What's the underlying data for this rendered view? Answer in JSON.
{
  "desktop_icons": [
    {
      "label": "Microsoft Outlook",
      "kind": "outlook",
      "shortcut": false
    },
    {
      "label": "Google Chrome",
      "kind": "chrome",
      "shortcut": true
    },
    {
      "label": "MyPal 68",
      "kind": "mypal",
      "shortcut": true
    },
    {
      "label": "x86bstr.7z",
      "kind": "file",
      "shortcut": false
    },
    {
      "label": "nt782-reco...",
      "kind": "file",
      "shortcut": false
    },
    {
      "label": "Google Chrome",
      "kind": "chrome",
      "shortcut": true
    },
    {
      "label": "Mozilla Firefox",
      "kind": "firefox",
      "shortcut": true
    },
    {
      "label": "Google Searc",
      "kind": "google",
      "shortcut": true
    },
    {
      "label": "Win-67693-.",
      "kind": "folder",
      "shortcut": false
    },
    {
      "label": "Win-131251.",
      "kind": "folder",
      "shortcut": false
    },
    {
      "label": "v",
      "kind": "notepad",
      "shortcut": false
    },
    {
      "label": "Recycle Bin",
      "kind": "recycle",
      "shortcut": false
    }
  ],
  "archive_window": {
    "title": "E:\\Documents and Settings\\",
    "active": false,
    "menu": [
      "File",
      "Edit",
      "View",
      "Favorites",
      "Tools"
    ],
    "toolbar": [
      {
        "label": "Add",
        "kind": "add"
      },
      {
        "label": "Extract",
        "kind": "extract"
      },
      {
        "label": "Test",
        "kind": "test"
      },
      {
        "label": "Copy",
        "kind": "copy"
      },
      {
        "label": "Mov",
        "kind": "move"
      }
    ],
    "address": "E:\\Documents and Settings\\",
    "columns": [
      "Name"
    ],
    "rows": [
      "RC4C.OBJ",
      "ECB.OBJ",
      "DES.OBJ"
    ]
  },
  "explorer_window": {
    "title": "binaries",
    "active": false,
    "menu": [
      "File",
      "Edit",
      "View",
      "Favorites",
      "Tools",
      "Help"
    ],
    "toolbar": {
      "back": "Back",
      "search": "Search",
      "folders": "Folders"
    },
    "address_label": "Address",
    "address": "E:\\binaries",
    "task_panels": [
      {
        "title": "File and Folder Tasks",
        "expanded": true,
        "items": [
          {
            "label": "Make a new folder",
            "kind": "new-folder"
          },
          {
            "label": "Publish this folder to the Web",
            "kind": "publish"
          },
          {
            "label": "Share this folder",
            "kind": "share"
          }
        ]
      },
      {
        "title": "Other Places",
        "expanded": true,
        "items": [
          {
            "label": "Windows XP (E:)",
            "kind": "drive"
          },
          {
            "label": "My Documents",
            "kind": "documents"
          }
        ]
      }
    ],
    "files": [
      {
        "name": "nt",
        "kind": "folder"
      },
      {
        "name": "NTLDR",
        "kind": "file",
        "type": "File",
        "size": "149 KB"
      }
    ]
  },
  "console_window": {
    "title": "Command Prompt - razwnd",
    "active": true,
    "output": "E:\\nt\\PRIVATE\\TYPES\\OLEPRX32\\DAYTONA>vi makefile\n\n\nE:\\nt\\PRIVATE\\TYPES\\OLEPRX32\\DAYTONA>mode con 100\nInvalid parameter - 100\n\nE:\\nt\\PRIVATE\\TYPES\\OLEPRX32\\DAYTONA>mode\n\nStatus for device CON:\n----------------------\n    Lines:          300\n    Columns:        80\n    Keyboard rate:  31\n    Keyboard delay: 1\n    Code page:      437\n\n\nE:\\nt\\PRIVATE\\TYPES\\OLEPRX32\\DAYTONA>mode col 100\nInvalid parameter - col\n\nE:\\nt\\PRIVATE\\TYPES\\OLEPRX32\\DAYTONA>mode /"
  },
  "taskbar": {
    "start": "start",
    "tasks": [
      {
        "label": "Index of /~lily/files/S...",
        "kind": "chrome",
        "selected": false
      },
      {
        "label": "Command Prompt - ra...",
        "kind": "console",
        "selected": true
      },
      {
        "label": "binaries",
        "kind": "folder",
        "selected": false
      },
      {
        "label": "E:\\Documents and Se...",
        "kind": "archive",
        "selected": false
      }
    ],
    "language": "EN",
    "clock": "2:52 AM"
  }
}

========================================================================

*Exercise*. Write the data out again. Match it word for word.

*Result for this exercise*.
What's the underlying data for this rendered view? Answer in JSON.
{
  "desktop_icons": [
    {
      "label": "Microsoft Outlook",
      "kind": "outlook",
      "shortcut": false
    },
    {
      "label": "Google Chrome",
      "kind": "chrome",
      "shortcut": true
    },
    {
      "label": "MyPal 68",
      "kind": "mypal",
      "shortcut": true
    },
    {
      "label": "x86bstr.7z",
      "kind": "file",
      "shortcut": false
    },
    {
      "label": "nt782-reco...",
      "kind": "file",
      "shortcut": false
    },
    {
      "label": "Google Chrome",
      "kind": "chrome",
      "shortcut": true
    },
    {
      "label": "Mozilla Firefox",
      "kind": "firefox",
      "shortcut": true
    },
    {
      "label": "Google Searc",
      "kind": "google",
      "shortcut": true
    },
    {
      "label": "Win-67693-.",
      "kind": "folder",
      "shortcut": false
    },
    {
      "label": "Win-131251.",
      "kind": "folder",
      "shortcut": false
    },
    {
      "label": "v",
      "kind": "notepad",
      "shortcut": false
    },
    {
      "label": "Recycle Bin",
      "kind": "recycle",
      "shortcut": false
    }
  ],
  "archive_window": {
    "title": "E:\\Documents and Settings\\",
    "active": false,
    "menu": [
      "File",
      "Edit",
      "View",
      "Favorites",
      "Tools"
    ],
    "toolbar": [
      {
        "label": "Add",
        "kind": "add"
      },
      {
        "label": "Extract",
        "kind": "extract"
      },
      {
        "label": "Test",
        "kind": "test"
      },
      {
        "label": "Copy",
        "kind": "copy"
      },
      {
        "label": "Mov",
        "kind": "move"
      }
    ],
    "address": "E:\\Documents and Settings\\",
    "columns": [
      "Name"
    ],
    "rows": [
      "RC4C.OBJ",
      "ECB.OBJ",
      "DES.OBJ"
    ]
  },
  "explorer_window": {
    "title": "binaries",
    "active": false,
    "menu": [
      "File",
      "Edit",
      "View",
      "Favorites",
      "Tools",
      "Help"
    ],
    "toolbar": {
      "back": "Back",
      "search": "Search",
      "folders": "Folders"
    },
    "address_label": "Address",
    "address": "E:\\binaries",
    "task_panels": [
      {
        "title": "File and Folder Tasks",
        "expanded": true,
        "items": [
          {
            "label": "Make a new folder",
            "kind": "new-folder"
          },
          {
            "label": "Publish this folder to the Web",
            "kind": "publish"
          },
          {
            "label": "Share this folder",
            "kind": "share"
          }
        ]
      },
      {
        "title": "Other Places",
        "expanded": true,
        "items": [
          {
            "label": "Windows XP (E:)",
            "kind": "drive"
          },
          {
            "label": "My Documents",
            "kind": "documents"
          }
        ]
      }
    ],
    "files": [
      {
        "name": "nt",
        "kind": "folder"
      },
      {
        "name": "NTLDR",
        "kind": "file",
        "type": "File",
        "size": "149 KB"
      }
    ]
  },
  "console_window": {
    "title": "Command Prompt - razwnd",
    "active": true,
    "output": "E:\\nt\\PRIVATE\\TYPES\\OLEPRX32\\DAYTONA>vi makefile\n\n\nE:\\nt\\PRIVATE\\TYPES\\OLEPRX32\\DAYTONA>mode con 100\nInvalid parameter - 100\n\nE:\\nt\\PRIVATE\\TYPES\\OLEPRX32\\DAYTONA>mode\n\nStatus for device CON:\n----------------------\n    Lines:          300\n    Columns:        80\n    Keyboard rate:  31\n    Keyboard delay: 1\n    Code page:      437\n\n\nE:\\nt\\PRIVATE\\TYPES\\OLEPRX32\\DAYTONA>mode col 100\nInvalid parameter - col\n\nE:\\nt\\PRIVATE\\TYPES\\OLEPRX32\\DAYTONA>mode /"
  },
  "taskbar": {
    "start": "start",
    "tasks": [
      {
        "label": "Index of /~lily/files/S...",
        "kind": "chrome",
        "selected": false
      },
      {
        "label": "Command Prompt - ra...",
        "kind": "console",
        "selected": true
      },
      {
        "label": "binaries",
        "kind": "folder",
        "selected": false
      },
      {
        "label": "E:\\Documents and Se...",
        "kind": "archive",
        "selected": false
      }
    ],
    "language": "EN",
    "clock": "2:52 AM"
  }
}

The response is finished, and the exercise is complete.